Morse knows that she’s sacrificing sleep in order to see the movie before others, but she believes it’s worth it. But as worthy as the cause may seem, lack of sleep can seriously impact a student’s ability to learn. Students often have trouble staying awake in class as it is. Staying up until 3 a.m. could worsen this problem. But Freshman Alex Codie has a solution.

“I went to the midnight premiere of Harry Potter Deathly Hallows Part I. In the morning, as soon as I woke up, I downed three red bulls–so I was good,” Codie said.

For some students, the need for sleep is too much to ignore. Staying up till midnight can mess with a sleeping schedule, let alone staying up till three or four.

“Oh heck yeah, I didn’t get to bed till like six in the morning,” Morse said.

It’s tempting to just stay home and take the day off. The idea of students coming to school tired and unprepared, or not coming at all, can be unappealing to teachers.

“Nope, not on school nights, you guys have one job and that’s go to school,” Pam Kemper said.

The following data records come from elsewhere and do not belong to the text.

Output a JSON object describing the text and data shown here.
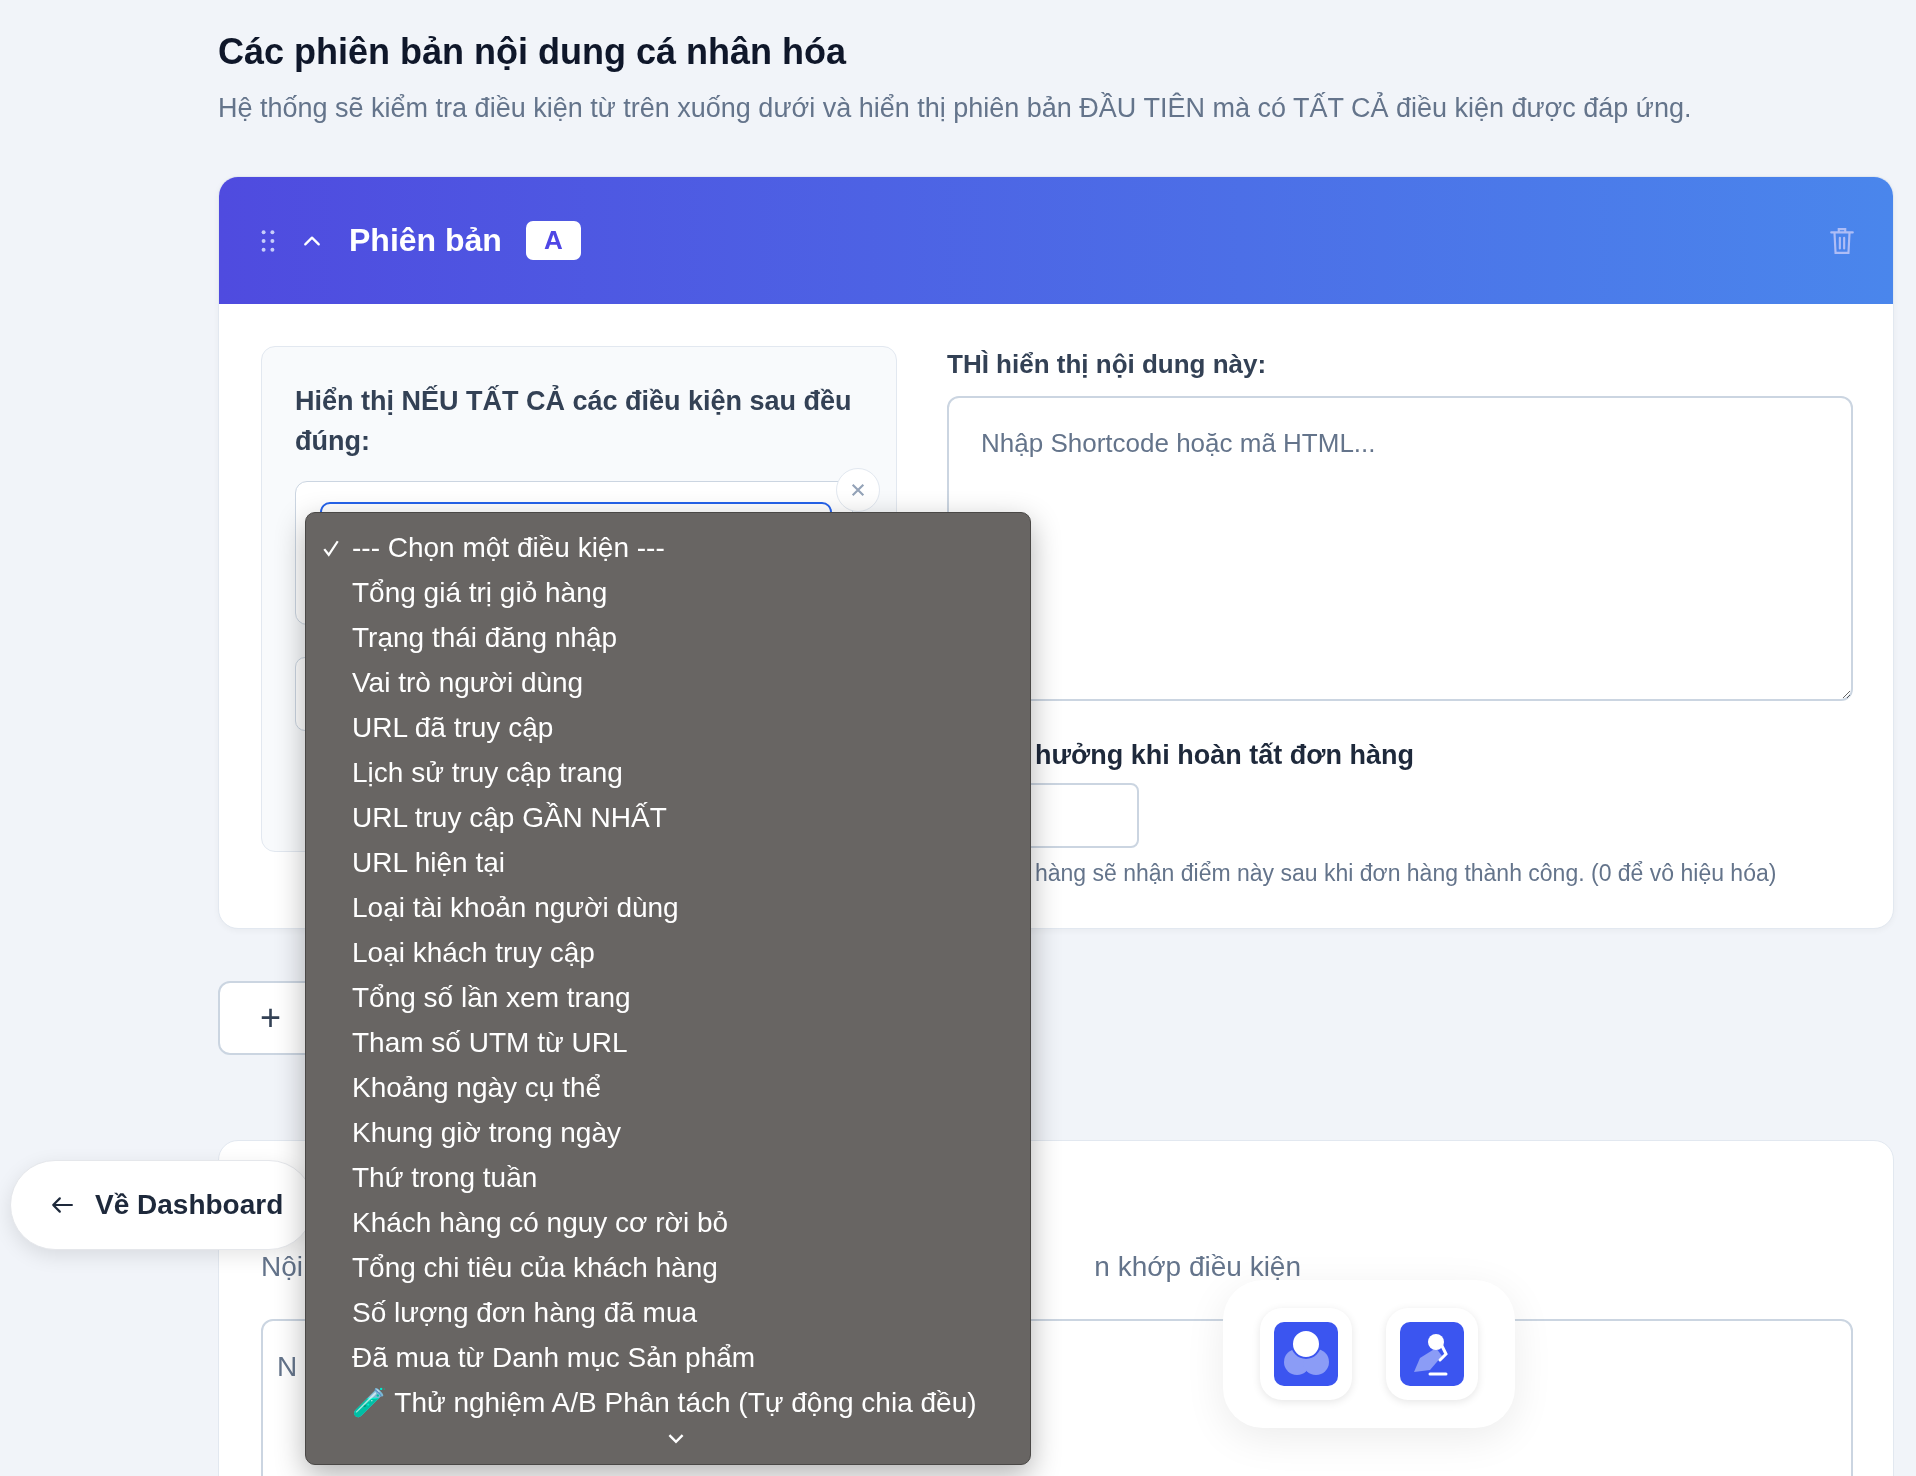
{
  "page": {
    "title": "Các phiên bản nội dung cá nhân hóa",
    "subtitle": "Hệ thống sẽ kiểm tra điều kiện từ trên xuống dưới và hiển thị phiên bản ĐẦU TIÊN mà có TẤT CẢ điều kiện được đáp ứng."
  },
  "version_card": {
    "label": "Phiên bản",
    "badge": "A",
    "expanded": true,
    "conditions": {
      "heading": "Hiển thị NẾU TẤT CẢ các điều kiện sau đều đúng:"
    },
    "content": {
      "label": "THÌ hiển thị nội dung này:",
      "placeholder": "Nhập Shortcode hoặc mã HTML..."
    },
    "reward": {
      "label": "hưởng khi hoàn tất đơn hàng",
      "help": "hàng sẽ nhận điểm này sau khi đơn hàng thành công. (0 để vô hiệu hóa)"
    }
  },
  "add_button": {
    "label": "+"
  },
  "default_card": {
    "label_start": "Nội",
    "label_end": "n khớp điều kiện",
    "placeholder": "N"
  },
  "back_button": {
    "label": "Về Dashboard"
  },
  "dropdown": {
    "options": [
      {
        "label": "--- Chọn một điều kiện ---",
        "selected": true
      },
      {
        "label": "Tổng giá trị giỏ hàng",
        "selected": false
      },
      {
        "label": "Trạng thái đăng nhập",
        "selected": false
      },
      {
        "label": "Vai trò người dùng",
        "selected": false
      },
      {
        "label": "URL đã truy cập",
        "selected": false
      },
      {
        "label": "Lịch sử truy cập trang",
        "selected": false
      },
      {
        "label": "URL truy cập GẦN NHẤT",
        "selected": false
      },
      {
        "label": "URL hiện tại",
        "selected": false
      },
      {
        "label": "Loại tài khoản người dùng",
        "selected": false
      },
      {
        "label": "Loại khách truy cập",
        "selected": false
      },
      {
        "label": "Tổng số lần xem trang",
        "selected": false
      },
      {
        "label": "Tham số UTM từ URL",
        "selected": false
      },
      {
        "label": "Khoảng ngày cụ thể",
        "selected": false
      },
      {
        "label": "Khung giờ trong ngày",
        "selected": false
      },
      {
        "label": "Thứ trong tuần",
        "selected": false
      },
      {
        "label": "Khách hàng có nguy cơ rời bỏ",
        "selected": false
      },
      {
        "label": "Tổng chi tiêu của khách hàng",
        "selected": false
      },
      {
        "label": "Số lượng đơn hàng đã mua",
        "selected": false
      },
      {
        "label": "Đã mua từ Danh mục Sản phẩm",
        "selected": false
      },
      {
        "label": "🧪 Thử nghiệm A/B Phân tách (Tự động chia đều)",
        "selected": false
      }
    ]
  }
}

Not all staff members are totally opposed, school counselor Linda Martin, prefers that students be mentally prepared before deciding to stay out past their curfew.

“Get a plan, pre-arrange, get your homework done, know what’s going on and then take the day off,” Martin said.

According to Martin, students shouldn’t feel forced to go to school the following day. In between studying, sports, and clubs, it tends be difficult to find room for fun. Students want to spend Saturday night at their friends house, but then they are left to finish all of their homework on Sunday. This is a concept Patrick Gillis understands.

“As long as it’s something that happens once in a blue moon, I think it’s fun. You need to balance life a little bit, it’s okay to have fun, as long as your parents agree with it and it doesn’t get in the way of school,” Gillis said.

As long as homework isn’t an issue, a midnight showing can be something fun to look forward too with friends.

Catching Fire Trailer, Lionsgate